I never set out to have a cat, but over time I inherited two. Each was a great treasure in a completely different way. Em was a friend and companion to my mom and then to me. She would come out to see me when I got home from work, greeting me with a nose bump and slow blink. She liked me to chase her around the house and she would purr when I caught her and bit her on the back growling like a dog. She liked to hang out with me when I was sitting in my chair, out on the deck, or lounging on the bed. Just liked to snooze nearby. She lounged with me watching the news in bed in the evening and would sleep part of the night curled up behind my knees. She would touch my elbow with her nose when I was waking up. She would play hide-the-bear around the clock and sometimes I would wake to hear her bear talking late at night, when the house was dark and still.
Then one day in late May, I noticed she had stopped eating her dry food. A few days later she had lost interest in her canned food. Finally after a week of no food and little water, I took her to the vet, first time in her adult life. She hadn't ridden in the truck since I brought her to Petaluma 5 1/2 years ago and she let me know she didn't like it. At the vet, we were led into an examining room, and I took her out of her pet carrier and put her on the scale. The assistant was taking notes on a clipboard, and I warned her that this cat is not going to want to be touched.
I was holding her on the scale when the assistant went out of the room. She was growling in fear and anger; I never heard her growl before, as I tried to comfort her, I touched a sore spot on her paw, and she bit me, then jumped down on the floor and slunk into her carrier. When the doctor and assistant came in, I was bleeding, and I warned them again they wouldn't be able to handle her. They had a way to put her under with gas, without handling, so they went ahead and performed the exam and x-ray. They found that she had some kind of "mass" in her abdomen and that needed to be looked at further.

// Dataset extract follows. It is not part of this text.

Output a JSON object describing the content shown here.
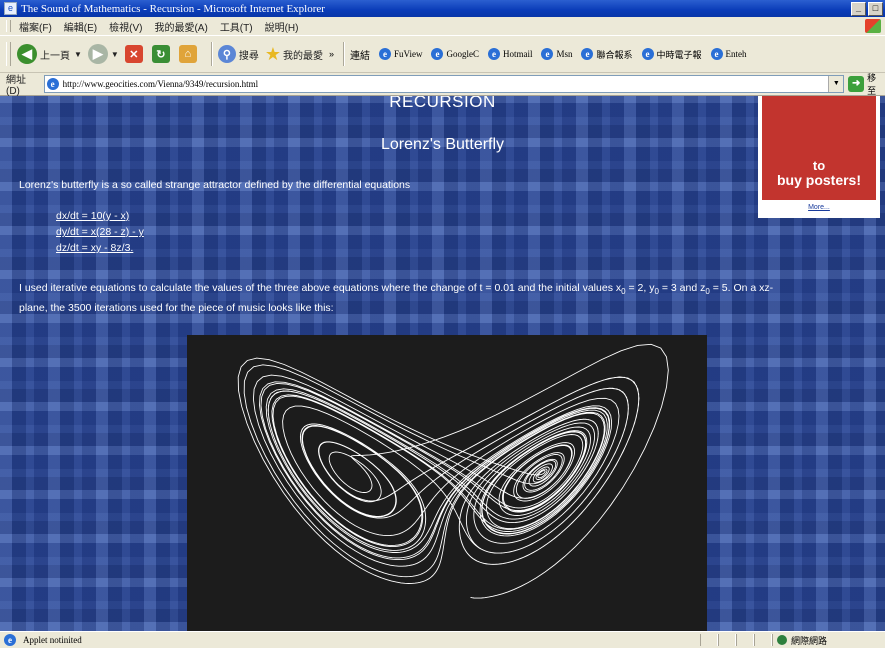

Later that evening, I got a call from Sonoma County Animal Control. Vets are required to report animal bites; I was told to expect the call. Notorious MLE was officially under house arrest for 10 days! (first time offender, in this county anyway).
At a facility in San Rafael the next day, she underwent an ultrasound examination and was determined to have a lymphoma in her abdomen. There was not much could be done about it except a chemotherapy regime that would be a nightmare for her. I was told she was not going to last very long without eating.
In the weeks that followed, she became thinner and thinner, and my efforts to feed her were not successful. She just licked some of the gravy off and left the rest. As she got weaker she dropped all her wariness toward Carol and took to putting herself between us on the couch, where she could accept some of Carol's affectionate touching, instead of the far end where she had always been before. In her last months she would find a sunny spot on Carol's high bed in the afternoon, but when she became too weak to jump up there, she actually let Carol pick her up.
She was sitting there as I was writing this. But now I've changed all these tales to past tense. June 28th she had outlived her house arrest and died a free cat. At 13+, in cat years, she was 100.
Good kitty. Never ever was a bad kitty even once in my mind. The two times she bit me were perfectly understandable, not guilty. I thought she deserved to have her stories told:
The Notorious MLE and her talking bear.
Copyright ©2018 John Oliver